TASK INPUTS:
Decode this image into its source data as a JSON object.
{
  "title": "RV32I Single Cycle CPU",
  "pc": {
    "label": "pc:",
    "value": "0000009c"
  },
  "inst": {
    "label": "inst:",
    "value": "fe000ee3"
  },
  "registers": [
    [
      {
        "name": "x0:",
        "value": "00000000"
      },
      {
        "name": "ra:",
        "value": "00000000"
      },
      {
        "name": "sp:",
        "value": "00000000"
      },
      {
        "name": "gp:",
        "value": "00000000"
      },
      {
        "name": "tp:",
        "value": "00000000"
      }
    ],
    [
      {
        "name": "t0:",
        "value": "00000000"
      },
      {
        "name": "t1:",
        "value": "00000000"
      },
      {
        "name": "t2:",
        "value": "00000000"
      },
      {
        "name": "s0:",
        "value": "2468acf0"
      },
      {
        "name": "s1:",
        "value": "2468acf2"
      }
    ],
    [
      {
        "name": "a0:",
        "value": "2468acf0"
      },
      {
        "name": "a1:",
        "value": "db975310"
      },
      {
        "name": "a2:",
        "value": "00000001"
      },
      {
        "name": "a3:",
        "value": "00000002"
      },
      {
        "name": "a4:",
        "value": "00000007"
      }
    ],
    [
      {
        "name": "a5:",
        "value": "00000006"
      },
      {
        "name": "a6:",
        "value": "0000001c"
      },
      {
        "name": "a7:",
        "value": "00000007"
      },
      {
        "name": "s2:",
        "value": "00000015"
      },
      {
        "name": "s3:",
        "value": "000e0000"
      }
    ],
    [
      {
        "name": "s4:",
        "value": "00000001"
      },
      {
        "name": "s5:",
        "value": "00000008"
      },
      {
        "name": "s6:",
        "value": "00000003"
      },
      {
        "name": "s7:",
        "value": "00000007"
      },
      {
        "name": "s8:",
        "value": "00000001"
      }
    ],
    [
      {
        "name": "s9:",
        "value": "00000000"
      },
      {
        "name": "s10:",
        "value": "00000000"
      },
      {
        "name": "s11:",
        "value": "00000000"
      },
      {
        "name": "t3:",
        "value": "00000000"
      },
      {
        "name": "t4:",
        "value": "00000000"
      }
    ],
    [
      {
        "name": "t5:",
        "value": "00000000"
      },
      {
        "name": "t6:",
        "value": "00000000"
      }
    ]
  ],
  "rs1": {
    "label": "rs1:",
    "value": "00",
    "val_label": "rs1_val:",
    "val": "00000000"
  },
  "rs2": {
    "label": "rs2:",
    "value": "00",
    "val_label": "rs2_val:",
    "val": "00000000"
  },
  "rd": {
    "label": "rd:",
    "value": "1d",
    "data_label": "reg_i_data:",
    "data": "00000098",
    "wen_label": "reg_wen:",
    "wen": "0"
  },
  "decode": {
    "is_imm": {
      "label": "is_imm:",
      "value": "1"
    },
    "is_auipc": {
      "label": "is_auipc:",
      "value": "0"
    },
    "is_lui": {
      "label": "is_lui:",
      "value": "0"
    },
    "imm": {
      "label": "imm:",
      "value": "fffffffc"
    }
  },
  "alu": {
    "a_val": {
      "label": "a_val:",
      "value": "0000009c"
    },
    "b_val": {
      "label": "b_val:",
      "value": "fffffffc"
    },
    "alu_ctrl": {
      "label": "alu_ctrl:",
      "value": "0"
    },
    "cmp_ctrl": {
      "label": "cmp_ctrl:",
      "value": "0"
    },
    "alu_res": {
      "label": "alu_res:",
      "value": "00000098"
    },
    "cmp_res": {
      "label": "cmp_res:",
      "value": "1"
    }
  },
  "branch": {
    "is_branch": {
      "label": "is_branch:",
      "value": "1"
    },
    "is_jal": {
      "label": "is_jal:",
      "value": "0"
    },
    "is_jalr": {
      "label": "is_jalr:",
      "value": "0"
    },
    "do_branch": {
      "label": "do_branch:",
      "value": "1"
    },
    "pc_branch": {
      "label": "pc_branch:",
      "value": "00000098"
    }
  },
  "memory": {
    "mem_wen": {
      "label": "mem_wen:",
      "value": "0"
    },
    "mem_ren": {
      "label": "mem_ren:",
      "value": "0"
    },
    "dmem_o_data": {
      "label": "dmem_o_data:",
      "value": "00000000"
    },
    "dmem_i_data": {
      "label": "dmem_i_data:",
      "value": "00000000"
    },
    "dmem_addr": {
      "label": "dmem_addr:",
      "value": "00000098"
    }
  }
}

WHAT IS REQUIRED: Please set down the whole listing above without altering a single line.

EXPECTED OUTPUT:
Decode this image into its source data as a JSON object.
{
  "title": "RV32I Single Cycle CPU",
  "pc": {
    "label": "pc:",
    "value": "0000009c"
  },
  "inst": {
    "label": "inst:",
    "value": "fe000ee3"
  },
  "registers": [
    [
      {
        "name": "x0:",
        "value": "00000000"
      },
      {
        "name": "ra:",
        "value": "00000000"
      },
      {
        "name": "sp:",
        "value": "00000000"
      },
      {
        "name": "gp:",
        "value": "00000000"
      },
      {
        "name": "tp:",
        "value": "00000000"
      }
    ],
    [
      {
        "name": "t0:",
        "value": "00000000"
      },
      {
        "name": "t1:",
        "value": "00000000"
      },
      {
        "name": "t2:",
        "value": "00000000"
      },
      {
        "name": "s0:",
        "value": "2468acf0"
      },
      {
        "name": "s1:",
        "value": "2468acf2"
      }
    ],
    [
      {
        "name": "a0:",
        "value": "2468acf0"
      },
      {
        "name": "a1:",
        "value": "db975310"
      },
      {
        "name": "a2:",
        "value": "00000001"
      },
      {
        "name": "a3:",
        "value": "00000002"
      },
      {
        "name": "a4:",
        "value": "00000007"
      }
    ],
    [
      {
        "name": "a5:",
        "value": "00000006"
      },
      {
        "name": "a6:",
        "value": "0000001c"
      },
      {
        "name": "a7:",
        "value": "00000007"
      },
      {
        "name": "s2:",
        "value": "00000015"
      },
      {
        "name": "s3:",
        "value": "000e0000"
      }
    ],
    [
      {
        "name": "s4:",
        "value": "00000001"
      },
      {
        "name": "s5:",
        "value": "00000008"
      },
      {
        "name": "s6:",
        "value": "00000003"
      },
      {
        "name": "s7:",
        "value": "00000007"
      },
      {
        "name": "s8:",
        "value": "00000001"
      }
    ],
    [
      {
        "name": "s9:",
        "value": "00000000"
      },
      {
        "name": "s10:",
        "value": "00000000"
      },
      {
        "name": "s11:",
        "value": "00000000"
      },
      {
        "name": "t3:",
        "value": "00000000"
      },
      {
        "name": "t4:",
        "value": "00000000"
      }
    ],
    [
      {
        "name": "t5:",
        "value": "00000000"
      },
      {
        "name": "t6:",
        "value": "00000000"
      }
    ]
  ],
  "rs1": {
    "label": "rs1:",
    "value": "00",
    "val_label": "rs1_val:",
    "val": "00000000"
  },
  "rs2": {
    "label": "rs2:",
    "value": "00",
    "val_label": "rs2_val:",
    "val": "00000000"
  },
  "rd": {
    "label": "rd:",
    "value": "1d",
    "data_label": "reg_i_data:",
    "data": "00000098",
    "wen_label": "reg_wen:",
    "wen": "0"
  },
  "decode": {
    "is_imm": {
      "label": "is_imm:",
      "value": "1"
    },
    "is_auipc": {
      "label": "is_auipc:",
      "value": "0"
    },
    "is_lui": {
      "label": "is_lui:",
      "value": "0"
    },
    "imm": {
      "label": "imm:",
      "value": "fffffffc"
    }
  },
  "alu": {
    "a_val": {
      "label": "a_val:",
      "value": "0000009c"
    },
    "b_val": {
      "label": "b_val:",
      "value": "fffffffc"
    },
    "alu_ctrl": {
      "label": "alu_ctrl:",
      "value": "0"
    },
    "cmp_ctrl": {
      "label": "cmp_ctrl:",
      "value": "0"
    },
    "alu_res": {
      "label": "alu_res:",
      "value": "00000098"
    },
    "cmp_res": {
      "label": "cmp_res:",
      "value": "1"
    }
  },
  "branch": {
    "is_branch": {
      "label": "is_branch:",
      "value": "1"
    },
    "is_jal": {
      "label": "is_jal:",
      "value": "0"
    },
    "is_jalr": {
      "label": "is_jalr:",
      "value": "0"
    },
    "do_branch": {
      "label": "do_branch:",
      "value": "1"
    },
    "pc_branch": {
      "label": "pc_branch:",
      "value": "00000098"
    }
  },
  "memory": {
    "mem_wen": {
      "label": "mem_wen:",
      "value": "0"
    },
    "mem_ren": {
      "label": "mem_ren:",
      "value": "0"
    },
    "dmem_o_data": {
      "label": "dmem_o_data:",
      "value": "00000000"
    },
    "dmem_i_data": {
      "label": "dmem_i_data:",
      "value": "00000000"
    },
    "dmem_addr": {
      "label": "dmem_addr:",
      "value": "00000098"
    }
  }
}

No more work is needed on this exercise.